This year, the start of Ramadan coincides with the arrival of Cold Sophie, who, according to German legend, brings a blast of cold weather, winter’s last hurrah. But they say it’s been such a long and cold winter that I’m not going to give Sophie any attention at all. She and her fellow Ice Saints have had a ball of it this year, so enough of that. She can have some Harira with us if she wants, but that’s it. We’ve got our sights set on summer.

Image: My husband may be a potter, but I still can’t help buying bowls I like from other potters, too. These porcelain bowls are brand new additions to our collection. They’re by local potter Nena Escobar. I found them just last week, and I suspect we’ll be eating Harira out of them this week. Oh and if you do want to read more about Cold Sophie and the Ice Saints, well… here’s an earlier Book of Days chapter about them.


The Ice Saints & Cold Sophie

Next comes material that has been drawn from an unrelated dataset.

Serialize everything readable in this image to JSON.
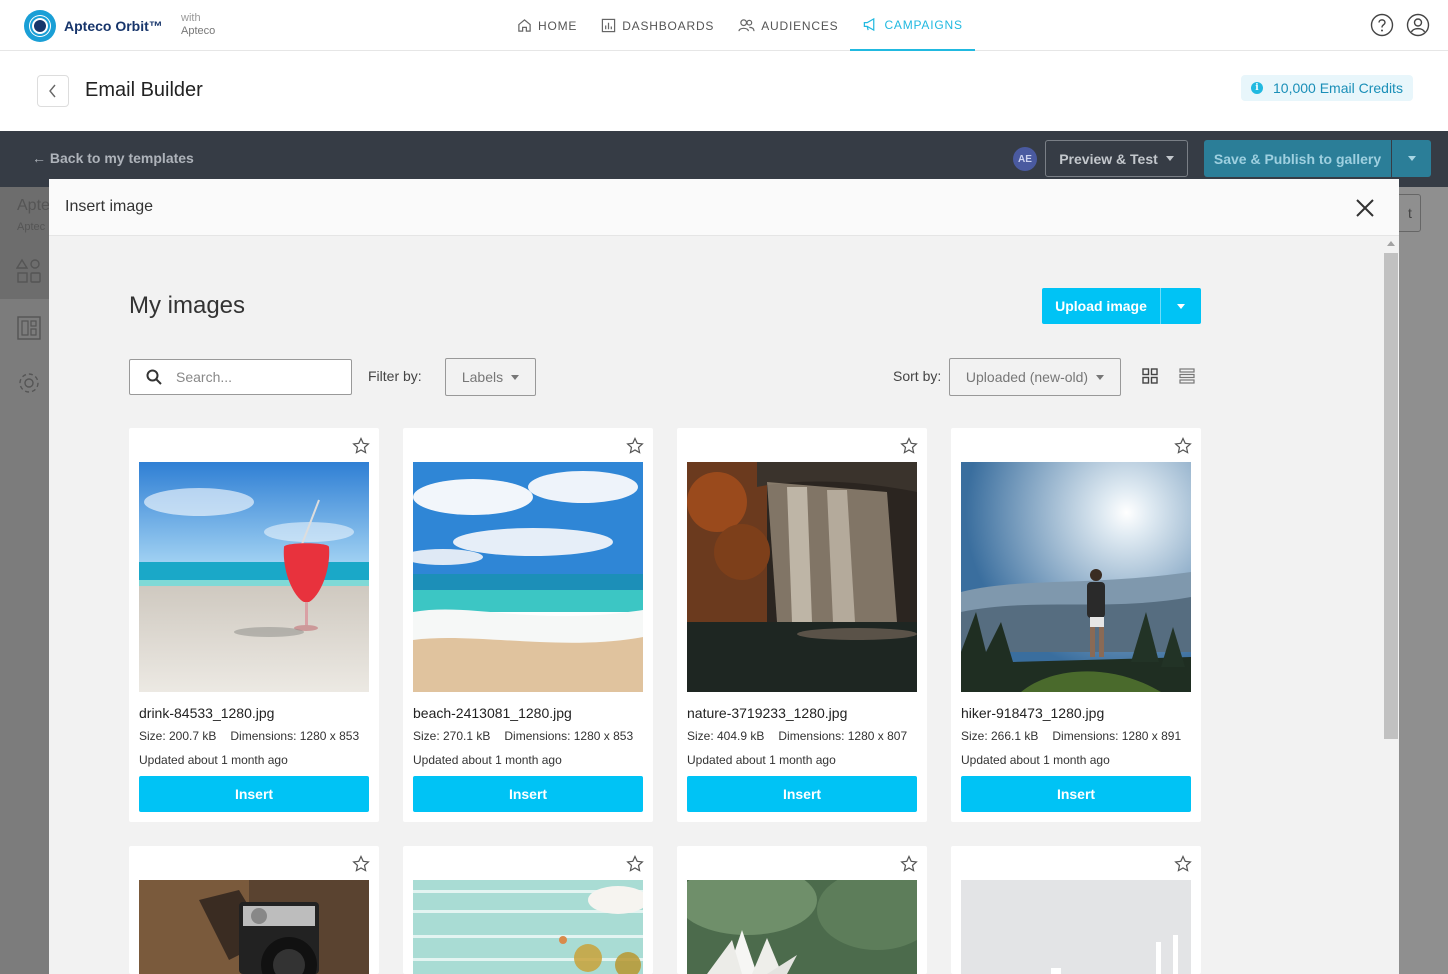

It rained here last Friday, the sort of rain we get when a cold front comes through, a wide swath of it coming down diagonally across the peninsula. We won’t be seeing much of this for a while, not while summer is here. Friday’s may very well have been the last cold front we’ll see until next fall. In its wake came perfect weather: cool and dry. It lasted for days and days and still it is pretty pleasant out, to be honest. I like to think it was our brush with Cold Sophie and the Ice Saints. Maybe they came a bit early this year.

May 11, today, is the feast day of St. Mamertus. Tomorrow, the 12th, St. Pancras. On the 13th we remember St. Servatius and on the 14th, St. Boniface, and then on the 15th, Cold Sophie herself: St. Sophia. In old German weather lore, this group of saints, led by Sophia, are known as the Ice Saints, die Eisheiligen. Kalte Sophie or Cold Sophie is their ringleader, and she and the Ice Saints are thought to bring one last blast of cold air before summer finally settles in. And so today they begin to make their entrance on the scene. If you live in a place that is more temperate than ours, you may experience colder temperatures than you have been, and if you do, you can give a nod to Cold Sophie and the Ice Saints. Cold Sophie may have come early to Lake Worth this year, but for all of you in cooler climes, take care. Avoid planting cold-sensitive crops until after the days of Cold Sophie and the Ice Saints have run their course. A good story, and good common sense, too.

Image: A fresco from St. Sophia Church in Ohrid, Macedonia. Circa 11th century. [Public domain] via Wikimedia Commons.